**Aim of the task**
Here the job is to retype the data word for word while leaving the pictures aside.

(Recorded data)

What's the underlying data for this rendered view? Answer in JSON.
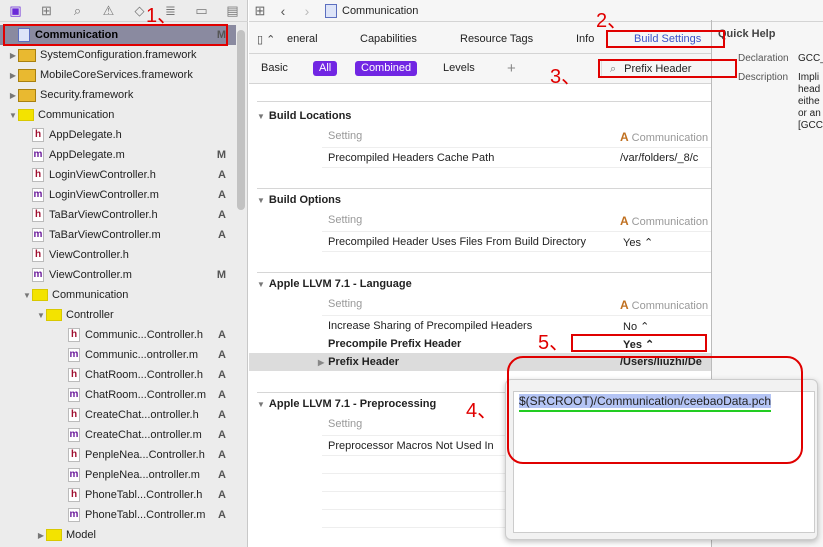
{
  "navigator": {
    "icons": [
      "folder-icon",
      "hierarchy-icon",
      "search-icon",
      "warning-icon",
      "test-icon",
      "list-icon",
      "breakpoint-icon",
      "log-icon"
    ],
    "items": [
      {
        "label": "Communication",
        "badge": "M",
        "type": "project",
        "level": 0
      },
      {
        "label": "SystemConfiguration.framework",
        "badge": "",
        "type": "framework",
        "level": 0,
        "disclosure": "closed"
      },
      {
        "label": "MobileCoreServices.framework",
        "badge": "",
        "type": "framework",
        "level": 0,
        "disclosure": "closed"
      },
      {
        "label": "Security.framework",
        "badge": "",
        "type": "framework",
        "level": 0,
        "disclosure": "closed"
      },
      {
        "label": "Communication",
        "badge": "",
        "type": "folder",
        "level": 0,
        "disclosure": "open"
      },
      {
        "label": "AppDelegate.h",
        "badge": "",
        "type": "h",
        "level": 1
      },
      {
        "label": "AppDelegate.m",
        "badge": "M",
        "type": "m",
        "level": 1
      },
      {
        "label": "LoginViewController.h",
        "badge": "A",
        "type": "h",
        "level": 1
      },
      {
        "label": "LoginViewController.m",
        "badge": "A",
        "type": "m",
        "level": 1
      },
      {
        "label": "TaBarViewController.h",
        "badge": "A",
        "type": "h",
        "level": 1
      },
      {
        "label": "TaBarViewController.m",
        "badge": "A",
        "type": "m",
        "level": 1
      },
      {
        "label": "ViewController.h",
        "badge": "",
        "type": "h",
        "level": 1
      },
      {
        "label": "ViewController.m",
        "badge": "M",
        "type": "m",
        "level": 1
      },
      {
        "label": "Communication",
        "badge": "",
        "type": "folder",
        "level": 1,
        "disclosure": "open"
      },
      {
        "label": "Controller",
        "badge": "",
        "type": "folder",
        "level": 2,
        "disclosure": "open"
      },
      {
        "label": "Communic...Controller.h",
        "badge": "A",
        "type": "h",
        "level": 3
      },
      {
        "label": "Communic...ontroller.m",
        "badge": "A",
        "type": "m",
        "level": 3
      },
      {
        "label": "ChatRoom...Controller.h",
        "badge": "A",
        "type": "h",
        "level": 3
      },
      {
        "label": "ChatRoom...Controller.m",
        "badge": "A",
        "type": "m",
        "level": 3
      },
      {
        "label": "CreateChat...ontroller.h",
        "badge": "A",
        "type": "h",
        "level": 3
      },
      {
        "label": "CreateChat...ontroller.m",
        "badge": "A",
        "type": "m",
        "level": 3
      },
      {
        "label": "PenpleNea...Controller.h",
        "badge": "A",
        "type": "h",
        "level": 3
      },
      {
        "label": "PenpleNea...ontroller.m",
        "badge": "A",
        "type": "m",
        "level": 3
      },
      {
        "label": "PhoneTabl...Controller.h",
        "badge": "A",
        "type": "h",
        "level": 3
      },
      {
        "label": "PhoneTabl...Controller.m",
        "badge": "A",
        "type": "m",
        "level": 3
      },
      {
        "label": "Model",
        "badge": "",
        "type": "folder",
        "level": 2,
        "disclosure": "closed"
      }
    ]
  },
  "toolbar": {
    "breadcrumb": "Communication"
  },
  "tabs": [
    "eneral",
    "Capabilities",
    "Resource Tags",
    "Info",
    "Build Settings"
  ],
  "filters": {
    "basic": "Basic",
    "all": "All",
    "combined": "Combined",
    "levels": "Levels",
    "add": "+",
    "search_value": "Prefix Header"
  },
  "sections": [
    {
      "title": "Build Locations",
      "setting_label": "Setting",
      "target": "Communication",
      "rows": [
        {
          "name": "Precompiled Headers Cache Path",
          "value": "/var/folders/_8/c"
        }
      ]
    },
    {
      "title": "Build Options",
      "setting_label": "Setting",
      "target": "Communication",
      "rows": [
        {
          "name": "Precompiled Header Uses Files From Build Directory",
          "value": "Yes ⌃"
        }
      ]
    },
    {
      "title": "Apple LLVM 7.1 - Language",
      "setting_label": "Setting",
      "target": "Communication",
      "rows": [
        {
          "name": "Increase Sharing of Precompiled Headers",
          "value": "No ⌃"
        },
        {
          "name": "Precompile Prefix Header",
          "value": "Yes ⌃"
        },
        {
          "name": "Prefix Header",
          "value": "/Users/liuzhi/De"
        }
      ]
    },
    {
      "title": "Apple LLVM 7.1 - Preprocessing",
      "setting_label": "Setting",
      "target": "",
      "rows": [
        {
          "name": "Preprocessor Macros Not Used In",
          "value": ""
        }
      ]
    }
  ],
  "popover": {
    "value": "$(SRCROOT)/Communication/ceebaoData.pch"
  },
  "quick_help": {
    "title": "Quick Help",
    "declaration_label": "Declaration",
    "declaration": "GCC_",
    "description_label": "Description",
    "description": [
      "Impli",
      "head",
      "eithe",
      "or an",
      "[GCC"
    ]
  },
  "annotations": [
    "1、",
    "2、",
    "3、",
    "4、",
    "5、"
  ],
  "colors": {
    "accent": "#7126e3",
    "annotation": "#e00000",
    "underline": "#22cc22",
    "selection": "#b4c4f4"
  }
}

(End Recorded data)

**Task response**
What's the underlying data for this rendered view? Answer in JSON.
{
  "navigator": {
    "icons": [
      "folder-icon",
      "hierarchy-icon",
      "search-icon",
      "warning-icon",
      "test-icon",
      "list-icon",
      "breakpoint-icon",
      "log-icon"
    ],
    "items": [
      {
        "label": "Communication",
        "badge": "M",
        "type": "project",
        "level": 0
      },
      {
        "label": "SystemConfiguration.framework",
        "badge": "",
        "type": "framework",
        "level": 0,
        "disclosure": "closed"
      },
      {
        "label": "MobileCoreServices.framework",
        "badge": "",
        "type": "framework",
        "level": 0,
        "disclosure": "closed"
      },
      {
        "label": "Security.framework",
        "badge": "",
        "type": "framework",
        "level": 0,
        "disclosure": "closed"
      },
      {
        "label": "Communication",
        "badge": "",
        "type": "folder",
        "level": 0,
        "disclosure": "open"
      },
      {
        "label": "AppDelegate.h",
        "badge": "",
        "type": "h",
        "level": 1
      },
      {
        "label": "AppDelegate.m",
        "badge": "M",
        "type": "m",
        "level": 1
      },
      {
        "label": "LoginViewController.h",
        "badge": "A",
        "type": "h",
        "level": 1
      },
      {
        "label": "LoginViewController.m",
        "badge": "A",
        "type": "m",
        "level": 1
      },
      {
        "label": "TaBarViewController.h",
        "badge": "A",
        "type": "h",
        "level": 1
      },
      {
        "label": "TaBarViewController.m",
        "badge": "A",
        "type": "m",
        "level": 1
      },
      {
        "label": "ViewController.h",
        "badge": "",
        "type": "h",
        "level": 1
      },
      {
        "label": "ViewController.m",
        "badge": "M",
        "type": "m",
        "level": 1
      },
      {
        "label": "Communication",
        "badge": "",
        "type": "folder",
        "level": 1,
        "disclosure": "open"
      },
      {
        "label": "Controller",
        "badge": "",
        "type": "folder",
        "level": 2,
        "disclosure": "open"
      },
      {
        "label": "Communic...Controller.h",
        "badge": "A",
        "type": "h",
        "level": 3
      },
      {
        "label": "Communic...ontroller.m",
        "badge": "A",
        "type": "m",
        "level": 3
      },
      {
        "label": "ChatRoom...Controller.h",
        "badge": "A",
        "type": "h",
        "level": 3
      },
      {
        "label": "ChatRoom...Controller.m",
        "badge": "A",
        "type": "m",
        "level": 3
      },
      {
        "label": "CreateChat...ontroller.h",
        "badge": "A",
        "type": "h",
        "level": 3
      },
      {
        "label": "CreateChat...ontroller.m",
        "badge": "A",
        "type": "m",
        "level": 3
      },
      {
        "label": "PenpleNea...Controller.h",
        "badge": "A",
        "type": "h",
        "level": 3
      },
      {
        "label": "PenpleNea...ontroller.m",
        "badge": "A",
        "type": "m",
        "level": 3
      },
      {
        "label": "PhoneTabl...Controller.h",
        "badge": "A",
        "type": "h",
        "level": 3
      },
      {
        "label": "PhoneTabl...Controller.m",
        "badge": "A",
        "type": "m",
        "level": 3
      },
      {
        "label": "Model",
        "badge": "",
        "type": "folder",
        "level": 2,
        "disclosure": "closed"
      }
    ]
  },
  "toolbar": {
    "breadcrumb": "Communication"
  },
  "tabs": [
    "eneral",
    "Capabilities",
    "Resource Tags",
    "Info",
    "Build Settings"
  ],
  "filters": {
    "basic": "Basic",
    "all": "All",
    "combined": "Combined",
    "levels": "Levels",
    "add": "+",
    "search_value": "Prefix Header"
  },
  "sections": [
    {
      "title": "Build Locations",
      "setting_label": "Setting",
      "target": "Communication",
      "rows": [
        {
          "name": "Precompiled Headers Cache Path",
          "value": "/var/folders/_8/c"
        }
      ]
    },
    {
      "title": "Build Options",
      "setting_label": "Setting",
      "target": "Communication",
      "rows": [
        {
          "name": "Precompiled Header Uses Files From Build Directory",
          "value": "Yes ⌃"
        }
      ]
    },
    {
      "title": "Apple LLVM 7.1 - Language",
      "setting_label": "Setting",
      "target": "Communication",
      "rows": [
        {
          "name": "Increase Sharing of Precompiled Headers",
          "value": "No ⌃"
        },
        {
          "name": "Precompile Prefix Header",
          "value": "Yes ⌃"
        },
        {
          "name": "Prefix Header",
          "value": "/Users/liuzhi/De"
        }
      ]
    },
    {
      "title": "Apple LLVM 7.1 - Preprocessing",
      "setting_label": "Setting",
      "target": "",
      "rows": [
        {
          "name": "Preprocessor Macros Not Used In",
          "value": ""
        }
      ]
    }
  ],
  "popover": {
    "value": "$(SRCROOT)/Communication/ceebaoData.pch"
  },
  "quick_help": {
    "title": "Quick Help",
    "declaration_label": "Declaration",
    "declaration": "GCC_",
    "description_label": "Description",
    "description": [
      "Impli",
      "head",
      "eithe",
      "or an",
      "[GCC"
    ]
  },
  "annotations": [
    "1、",
    "2、",
    "3、",
    "4、",
    "5、"
  ],
  "colors": {
    "accent": "#7126e3",
    "annotation": "#e00000",
    "underline": "#22cc22",
    "selection": "#b4c4f4"
  }
}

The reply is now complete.